Discovery is one vastly important part of MailboxPark. Since our technology categorizes the incoming email, it greatly reduces the effort to view the mail and find the things that are beneficial to you. Does one business assume another business owns a domain and are trying to communicate on this assumption, yet you own the domain? That happens A LOT and you being able to see this is really a great lead that truly makes a wise investment for the company missing these emails. Maybe you as the domain owner didn’t know of this company and the fact that they use a domain name close to yours. You now have data to alert you to this and you can discreetly use this information for a sales pitch for them to purchase the domain that they may not have know is important to them.

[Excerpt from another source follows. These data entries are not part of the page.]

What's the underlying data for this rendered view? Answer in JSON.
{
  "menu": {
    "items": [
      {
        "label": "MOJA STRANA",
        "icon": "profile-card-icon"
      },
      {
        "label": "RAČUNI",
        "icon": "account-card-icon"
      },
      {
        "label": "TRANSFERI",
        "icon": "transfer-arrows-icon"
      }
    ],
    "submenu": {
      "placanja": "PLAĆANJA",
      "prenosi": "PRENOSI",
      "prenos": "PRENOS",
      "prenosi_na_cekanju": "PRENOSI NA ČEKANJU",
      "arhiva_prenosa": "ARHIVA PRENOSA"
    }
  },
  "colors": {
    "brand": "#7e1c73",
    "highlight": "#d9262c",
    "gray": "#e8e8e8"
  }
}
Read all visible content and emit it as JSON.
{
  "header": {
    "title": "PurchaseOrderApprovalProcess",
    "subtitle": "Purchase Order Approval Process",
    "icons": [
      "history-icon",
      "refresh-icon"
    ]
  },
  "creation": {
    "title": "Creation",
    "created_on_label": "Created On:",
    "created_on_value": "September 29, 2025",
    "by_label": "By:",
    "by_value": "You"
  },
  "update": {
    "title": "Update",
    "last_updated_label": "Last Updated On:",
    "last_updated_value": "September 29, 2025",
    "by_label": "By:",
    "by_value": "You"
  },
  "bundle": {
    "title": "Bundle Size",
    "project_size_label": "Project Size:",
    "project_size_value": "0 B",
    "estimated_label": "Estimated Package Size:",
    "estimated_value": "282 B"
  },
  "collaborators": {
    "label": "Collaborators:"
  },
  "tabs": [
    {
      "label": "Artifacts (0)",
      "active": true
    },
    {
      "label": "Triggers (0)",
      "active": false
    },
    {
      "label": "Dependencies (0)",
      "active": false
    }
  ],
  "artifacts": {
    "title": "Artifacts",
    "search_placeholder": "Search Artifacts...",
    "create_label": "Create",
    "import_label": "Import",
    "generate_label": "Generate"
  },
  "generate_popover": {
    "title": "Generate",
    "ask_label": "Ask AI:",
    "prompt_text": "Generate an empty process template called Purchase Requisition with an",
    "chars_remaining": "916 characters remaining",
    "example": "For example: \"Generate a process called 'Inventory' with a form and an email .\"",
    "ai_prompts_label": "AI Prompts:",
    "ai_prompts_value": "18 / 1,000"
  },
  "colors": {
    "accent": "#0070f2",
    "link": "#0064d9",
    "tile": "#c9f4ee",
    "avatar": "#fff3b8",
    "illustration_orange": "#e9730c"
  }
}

MailboxPark is just getting started and is very exciting! It’s similar in a way to domain parking but also vastly different. By simply setting MX records on your domain name, you can use MailboxPark. Did I mention it’s free! Very similar to setting Name Servers to use a parking service. By only needing to set MX records, this allows MailboxPark to be “non-disruptive” and you can continue to resolve the domain name as you choose, like using a parking service. MailboxPark does not reply to any incoming emails, nor serve any ads what so ever, so the service really runs in the background and you know 100% what is going on.
It is my job to make the service very helpful to domain owners and worth while. Based on a lot of feedback, the discovery aspect is highly enjoyed and the revenue is an added bonus. We understand that revenue is important and are working on a few things that can help continue improve the revenue aspect of MailboxPark. I have a creative mind, so this helps when looking at data. Domainers should be really excited about the service and the future it holds. Curiosity alone should entice domain owners to give MailboxPark a try, but it’s a very valuable service. 250ok is a really great company that is open and honest and truly open to building a great service for domainers and the reason I’m so excited about it and glad to be a part of.
Mike: One of my goals is to educate domainers. What advice do you have for domainers? What are some of the common mistakes you have seen?
Jamie: Domainers are forwarding thinking individuals and some really smart people. Domain names are a very important and businesses are pretty slow to realize how important the internet is. Thankfully, many companies are finally understanding how important it is to be online, the communication aspects of email, apps, advertising and branding. These movements will reward many domain name investors handsomely that own premium generic one and two word domain names. .com is and will always be king, something that will very likely never be any other way. The ball started rolling a long time ago (1985) and it’s really the trendy, most common nature extension to use!
So from an investment side, .com domain names and in one and two word nature are the best investments. Look at what many of the largest companies in the world use, what some of the hottest new startups are using. It’s often 8 characters or less and matching .com domain to the branded term of the company.
From a business aspect, if you are not using a .com, you should! If your domain name is hard to spell, type, added words, hyphen etc., you need to deeply consider an upgrade! There is so much that relates to your domain name, from the power play of: “Hey, we mean business, look at our domain name” (aka, owning Money.com compared to, MoneyServicesOnTheWeb.com) to word of mouth advertising and easily being able to say and spell your domain, to email communication and the common/natural fit to your branding. All of this relates to your domain and much more (SEO, trust etc).